Powered by NewsLook.com
Scientists Model Flying, Walking Drone After Vampire Bats

Scientists Model Flying, Walking Drone After Vampire Bats

Buzz60 (Jan. 26, 2015) Swiss scientists build a new drone that can both fly and walk, modeling it after the movements of common vampire bats. Jen Markham (@jenmarkham) has the story. Video provided by Buzz60
Powered by NewsLook.com

Search ScienceDaily

Number of stories in archives: 140,361

Find with keyword(s):
Enter a keyword or phrase to search ScienceDaily for related topics and research stories.

Save/Print:
Share:

Breaking News:

Strange & Offbeat Stories


Plants & Animals

Earth & Climate

Fossils & Ruins

In Other News

... from NewsDaily.com

Science News

Health News

Environment News

Technology News



Save/Print:
Share:

Free Subscriptions


Get the latest science news with ScienceDaily's free email newsletters, updated daily and weekly. Or view hourly updated newsfeeds in your RSS reader:

Get Social & Mobile


Keep up to date with the latest news from ScienceDaily via social networks and mobile apps:

Have Feedback?

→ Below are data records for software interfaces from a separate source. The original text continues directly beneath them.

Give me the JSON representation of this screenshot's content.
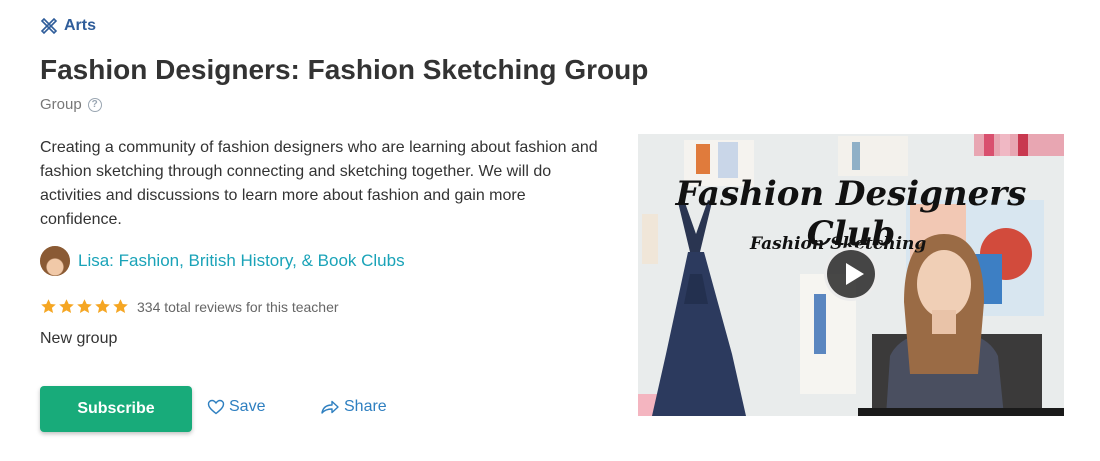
{
  "category": {
    "label": "Arts",
    "icon": "pencil-ruler-icon"
  },
  "title": "Fashion Designers: Fashion Sketching Group",
  "type": {
    "label": "Group",
    "help_icon": "question-circle-icon",
    "help_glyph": "?"
  },
  "description": "Creating a community of fashion designers who are learning about fashion and fashion sketching through connecting and sketching together. We will do activities and discussions to learn more about fashion and gain more confidence.",
  "teacher": {
    "name": "Lisa: Fashion, British History, & Book Clubs"
  },
  "reviews": {
    "rating": 5,
    "max": 5,
    "text": "334 total reviews for this teacher"
  },
  "status": "New group",
  "actions": {
    "subscribe": "Subscribe",
    "save": "Save",
    "share": "Share"
  },
  "video": {
    "title": "Fashion Designers Club",
    "subtitle": "Fashion Sketching",
    "play_icon": "play-icon"
  },
  "colors": {
    "accent": "#18ab7a",
    "category": "#2f5d9a",
    "link": "#1aa3b8",
    "action": "#2e7fc0",
    "star": "#f5a623"
  }
}
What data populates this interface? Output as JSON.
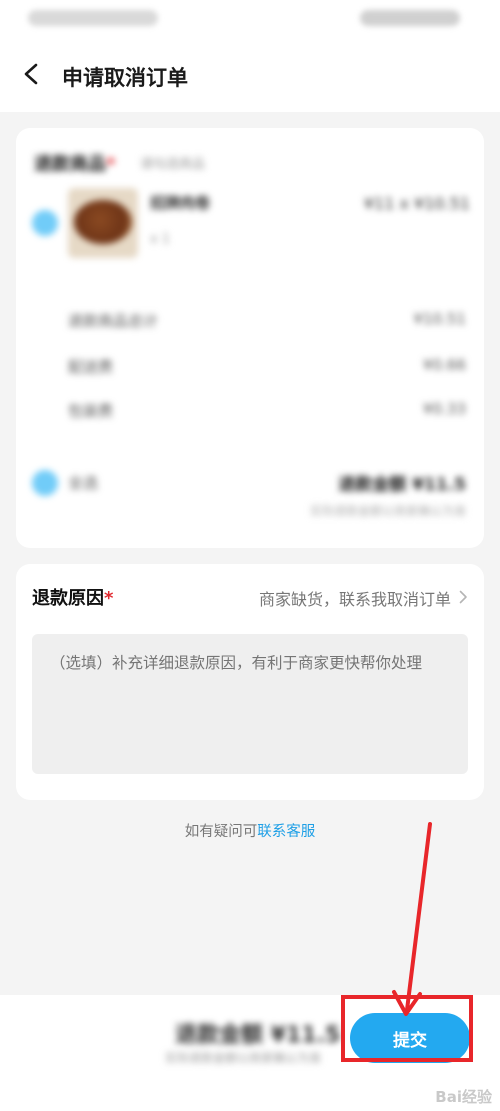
{
  "header": {
    "title": "申请取消订单"
  },
  "goods": {
    "title": "退款商品",
    "required_mark": "*",
    "subtitle": "请勾选商品",
    "item_name": "招牌肉卷",
    "item_qty": "x 1",
    "item_price": "¥11 x ¥10.51",
    "fees": [
      {
        "label": "退款商品总计",
        "value": "¥10.51"
      },
      {
        "label": "配送费",
        "value": "¥0.66"
      },
      {
        "label": "包装费",
        "value": "¥0.33"
      }
    ],
    "all_label": "全选",
    "refund_total": "退款金额 ¥11.5",
    "refund_note": "实际退款金额以商家确认为准"
  },
  "reason": {
    "title": "退款原因",
    "required_mark": "*",
    "selected": "商家缺货，联系我取消订单",
    "placeholder": "（选填）补充详细退款原因，有利于商家更快帮你处理"
  },
  "contact": {
    "prefix": "如有疑问可",
    "link": "联系客服"
  },
  "bottom": {
    "amount": "退款金额 ¥11.5",
    "note": "实际退款金额以商家确认为准",
    "submit_label": "提交"
  },
  "watermark": "Bai经验"
}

Tell us what you think of ScienceDaily -- we welcome both positive and negative comments. Have any problems using the site? Questions?
Mobile: iPhone Android Web
Follow: Facebook Twitter Google+
Subscribe: RSS Feeds Email Newsletters
Latest Headlines Health & Medicine Mind & Brain Space & Time Matter & Energy Computers & Math Plants & Animals Earth & Climate Fossils & Ruins